Patients with implanted artificial cochlea often complain that they cannot recognize speech well in natural environments, especially if background of noise is present. Researchers think that a poor ability to localize sound in a complex auditory environment is responsible for the weak speech perception observed under these conditions.

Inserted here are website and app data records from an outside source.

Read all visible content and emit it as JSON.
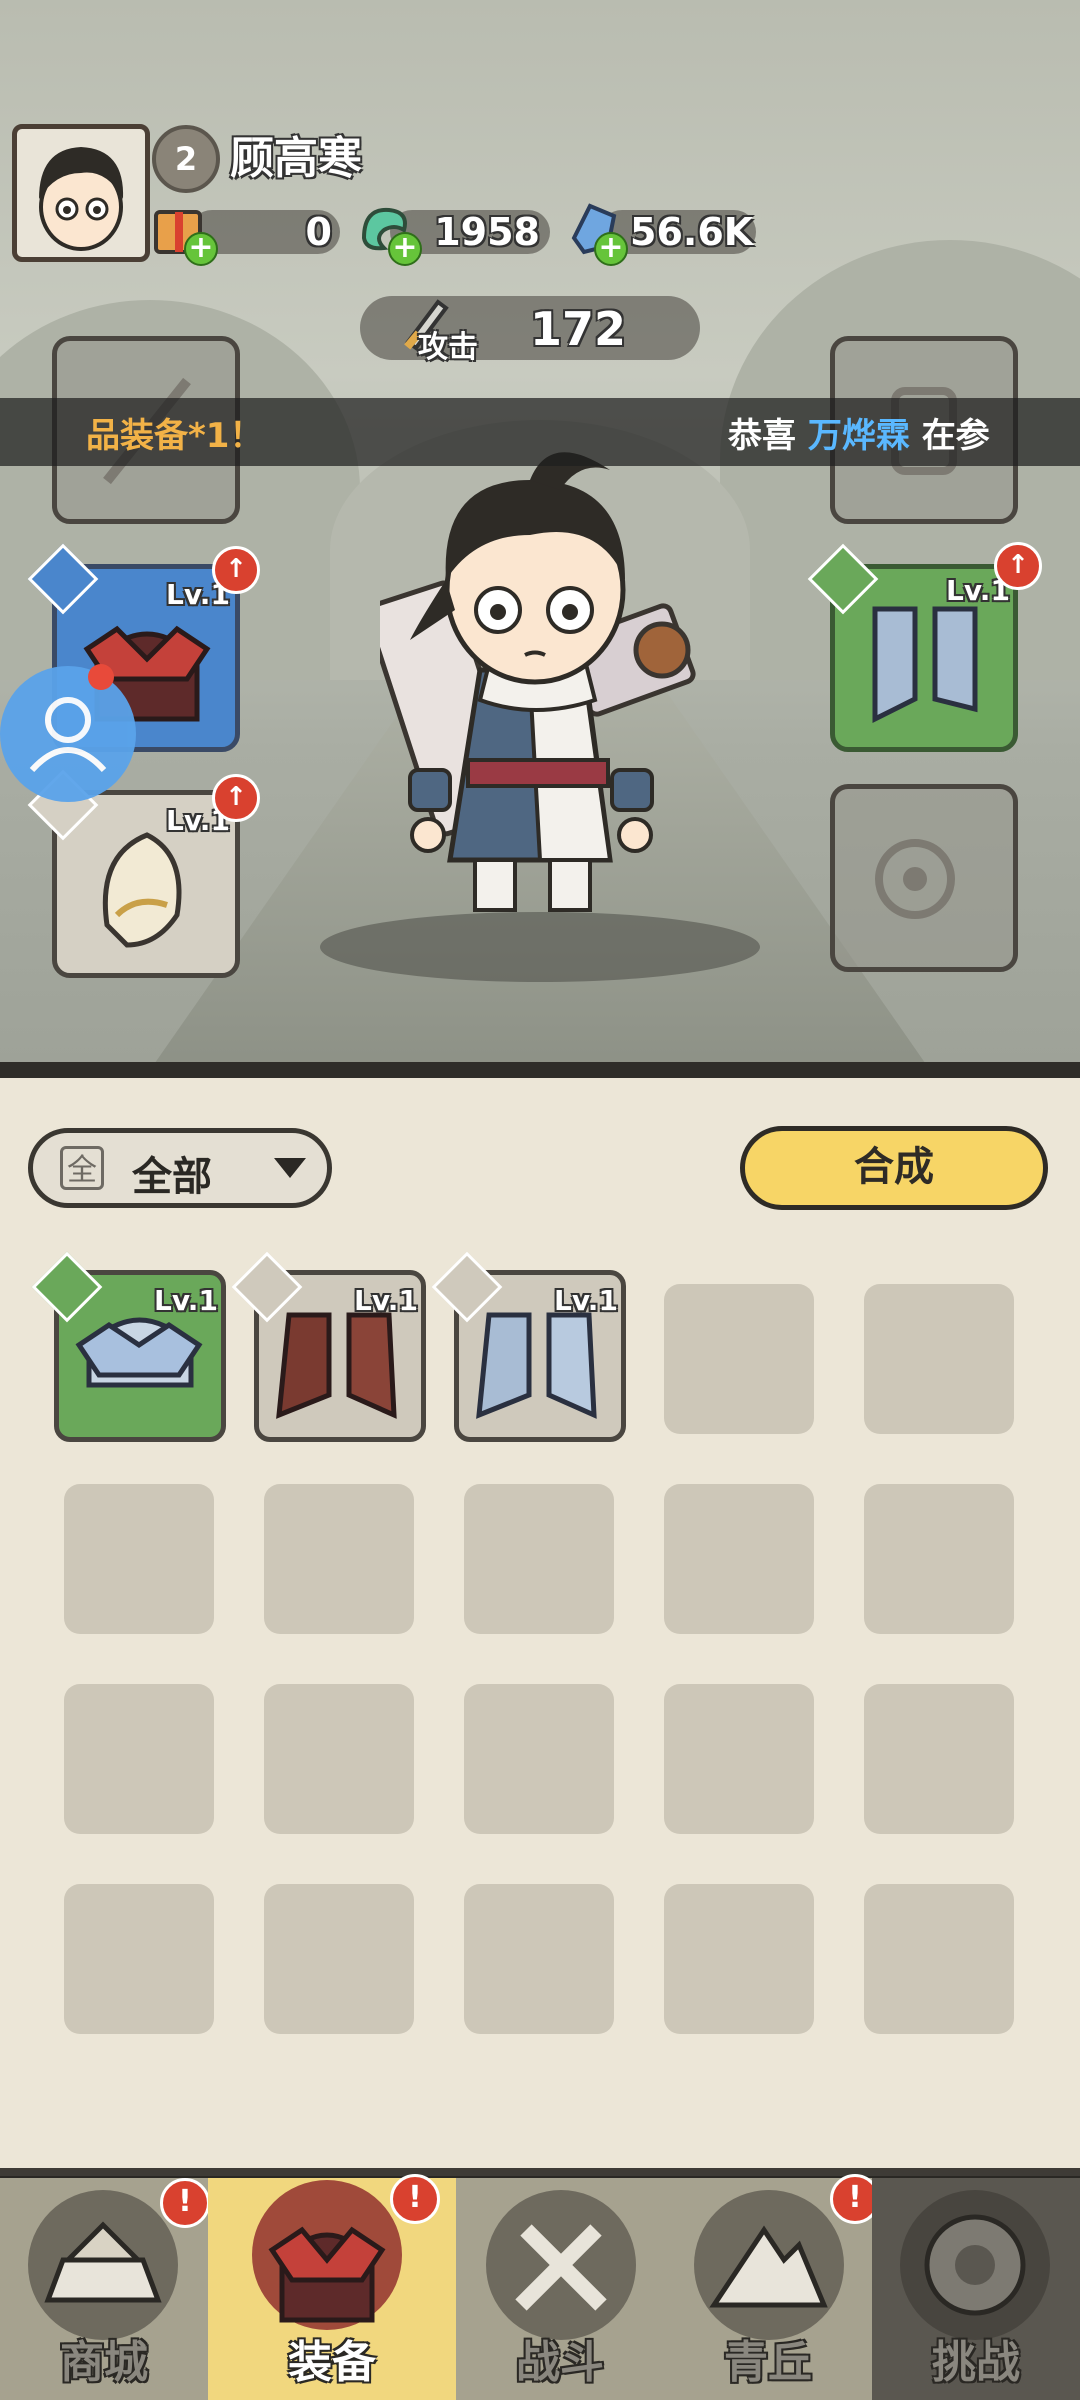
{
  "player": {
    "level": "2",
    "name": "顾高寒"
  },
  "currencies": [
    {
      "icon": "gift-box-icon",
      "value": "0"
    },
    {
      "icon": "jade-dragon-icon",
      "value": "1958"
    },
    {
      "icon": "crystal-icon",
      "value": "56.6K"
    }
  ],
  "attack": {
    "label": "攻击",
    "value": "172"
  },
  "announcement": {
    "left_text": "品装备*1！",
    "right_prefix": "恭喜",
    "right_name": "万烨霖",
    "right_suffix": "在参"
  },
  "equipped": {
    "left": [
      {
        "slot": "weapon",
        "state": "empty"
      },
      {
        "slot": "helmet",
        "level": "Lv.1",
        "color": "blue"
      },
      {
        "slot": "accessory",
        "level": "Lv.1",
        "color": "grey"
      }
    ],
    "right": [
      {
        "slot": "armor",
        "state": "empty"
      },
      {
        "slot": "boots",
        "level": "Lv.1",
        "color": "green"
      },
      {
        "slot": "ring",
        "state": "empty"
      }
    ]
  },
  "inventory": {
    "filter_icon": "全",
    "filter_label": "全部",
    "merge_label": "合成",
    "items": [
      {
        "name": "crystal-helmet",
        "level": "Lv.1",
        "color": "green"
      },
      {
        "name": "red-boots",
        "level": "Lv.1",
        "color": "grey"
      },
      {
        "name": "frost-boots",
        "level": "Lv.1",
        "color": "grey"
      }
    ],
    "empty_slots": 17
  },
  "nav": {
    "tabs": [
      {
        "label": "商城",
        "icon": "shop-icon",
        "badge": "!"
      },
      {
        "label": "装备",
        "icon": "equipment-icon",
        "badge": "!",
        "active": true
      },
      {
        "label": "战斗",
        "icon": "crossed-swords-icon"
      },
      {
        "label": "青丘",
        "icon": "mountain-icon",
        "badge": "!"
      },
      {
        "label": "挑战",
        "icon": "challenge-icon"
      }
    ]
  },
  "colors": {
    "accent_yellow": "#f7d566",
    "rarity_blue": "#4a86cc",
    "rarity_green": "#6aa85a",
    "highlight_blue": "#5ab8ff",
    "alert_red": "#d9412f"
  }
}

Pentobarbital anesthesia prolongs the recovery time of responses to lagging stimulus. The effects of pentobarbital anesthesia on the precedence effect stem from decreased dissociation of gamma-aminobutyric acid from its receptor (i.e., it is a gamma-aminobutyric acid agonist). Therefore, Yanjun Wang and co-workers from Beijing Chaoyang Hospital, Capital Medical University in China investigated how neurons in the inferior colliculus respond to the paired sounds that produce precedence-effect illusions, and whether their firing behavior can be modulated through inhibition with gamma-aminobutyric acid. They found that after local gamma-aminobutyric acid application, responses to the lagging stimulus were suppressed. This result, published in the Neural Regeneration Research (Vol. 9, No. 4, 2014), can provide a new approach for auditory localization and speech understanding of patients with hearing aids under background noise.